Research commissioned by Veritas Technologies has found that businesses are failing to capitalise on the opportunities offered by joined-up strategies for Kubernetes deployments, leaving DevOps and project teams to solve challenges, like data protection, on their own.
Over a third of UAE organisations (32%) have already deployed Kubernetes for mission critical applications but this is often being driven at the project level, with 51% of Kubernetes adoption decisions being made without significant influence from the CIO or IT leadership team.
The 1,100 senior IT decision-makers surveyed for the research revealed that the adoption of Kubernetes is being driven by multiple parties: individual IT project teams (43%), Boards and business leaders (46%), DevOps (26%), and even cloud providers (27%). While IT leaders were identified as a stakeholder in the small majority of decisions, this was not the case 51% of the time.
Ramzi Itani, Regional Director at Veritas Technologies, said: “Containers have become the de facto standard for implementing microservices-based architectures to build web-scale applications with shorter development cycles. Without doubt organisations in the Middle East today are choosing Kubernetes for their open-source container orchestration system. By automating containerized software deployment and management, Kubernetes offers a world of benefits for businesses – it’s affordable, flexible, scalable and really easy to deploy. Development teams in the UAE want to embrace those benefits whole-heartedly. However, making that decision outside of a holistic IT strategy can mean that these projects miss the support of shared IT functions – such as data protection. Although the benefits of Kubernetes are vast, protection measures must keep pace so that Kubernetes doesn’t become the Achilles heel in businesses’ ransomware defense strategies.”
With 85% of organisations concerned about the threat of ransomware attacks on Kubernetes environments, having individual teams look after their data protection can be burdensome. Yet more than half (54%) of UAE organisations said that, where protection exists for their Kubernetes environments, they have standalone solutions that are distinct from their wider data protection infrastructures.
Survey respondents suggested this siloed approach risks complexity, cost and data loss. 50% of organisations believed that siloed data protection leads to the threat of data being missed from protection sets. A similar number, 46%, cited more complex and lengthy data restoration processes and 51% pointed to increased costs.
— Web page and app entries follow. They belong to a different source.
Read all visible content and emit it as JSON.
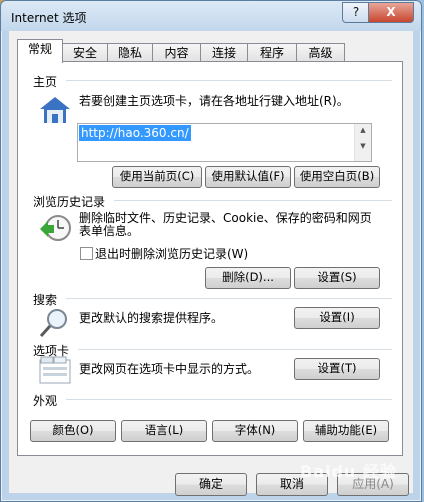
{
  "window": {
    "title": "Internet 选项",
    "help": "?",
    "close": "X"
  },
  "tabs": [
    {
      "label": "常规"
    },
    {
      "label": "安全"
    },
    {
      "label": "隐私"
    },
    {
      "label": "内容"
    },
    {
      "label": "连接"
    },
    {
      "label": "程序"
    },
    {
      "label": "高级"
    }
  ],
  "home": {
    "label": "主页",
    "description": "若要创建主页选项卡，请在各地址行键入地址(R)。",
    "url": "http://hao.360.cn/",
    "btn_current": "使用当前页(C)",
    "btn_default": "使用默认值(F)",
    "btn_blank": "使用空白页(B)"
  },
  "history": {
    "label": "浏览历史记录",
    "description_line1": "删除临时文件、历史记录、Cookie、保存的密码和网页",
    "description_line2": "表单信息。",
    "checkbox_label": "退出时删除浏览历史记录(W)",
    "btn_delete": "删除(D)...",
    "btn_settings": "设置(S)"
  },
  "search": {
    "label": "搜索",
    "description": "更改默认的搜索提供程序。",
    "btn_settings": "设置(I)"
  },
  "tabs_section": {
    "label": "选项卡",
    "description": "更改网页在选项卡中显示的方式。",
    "btn_settings": "设置(T)"
  },
  "appearance": {
    "label": "外观",
    "btn_colors": "颜色(O)",
    "btn_languages": "语言(L)",
    "btn_fonts": "字体(N)",
    "btn_accessibility": "辅助功能(E)"
  },
  "footer": {
    "ok": "确定",
    "cancel": "取消",
    "apply": "应用(A)"
  },
  "watermark": "Baidu 经验"
}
Ramzi Itani said: “Organisations often discover the pitfalls of siloed data protection when disaster strikes – such as when they’re hit by ransomware. Rather than having a single place to go to restore their data, the IT team is trying to recover from all sorts of platforms with different interfaces and procedures. To ensure they’re not burdened by this challenge, organisations in the UAE should take advantage of the opportunity to consolidate their current data protection platforms to cover their Kubernetes environments today, along with all other data wherever it resides.”
With 92% of organisations expecting to use Kubernetes in their mission-critical infrastructures in the next two to three years, Veritas is urging IT teams to collaborate more closely to ensure that the technology can be deployed with the appropriate protective guardrails around it.
Ramzi Itani added: “As more data continues to move to the cloud, it becomes less visible to centralized data protection owners, who may be unaware that it’s there and needs protecting. Conversely, DevOps and project teams can feel like the easiest option to protect new data types is to deploy the native solutions from their cloud providers. However, they can often find a more robust, less complex and more cost-effective solution by partnering with their data protection team to extend the corporate data protection platform into these new environments.”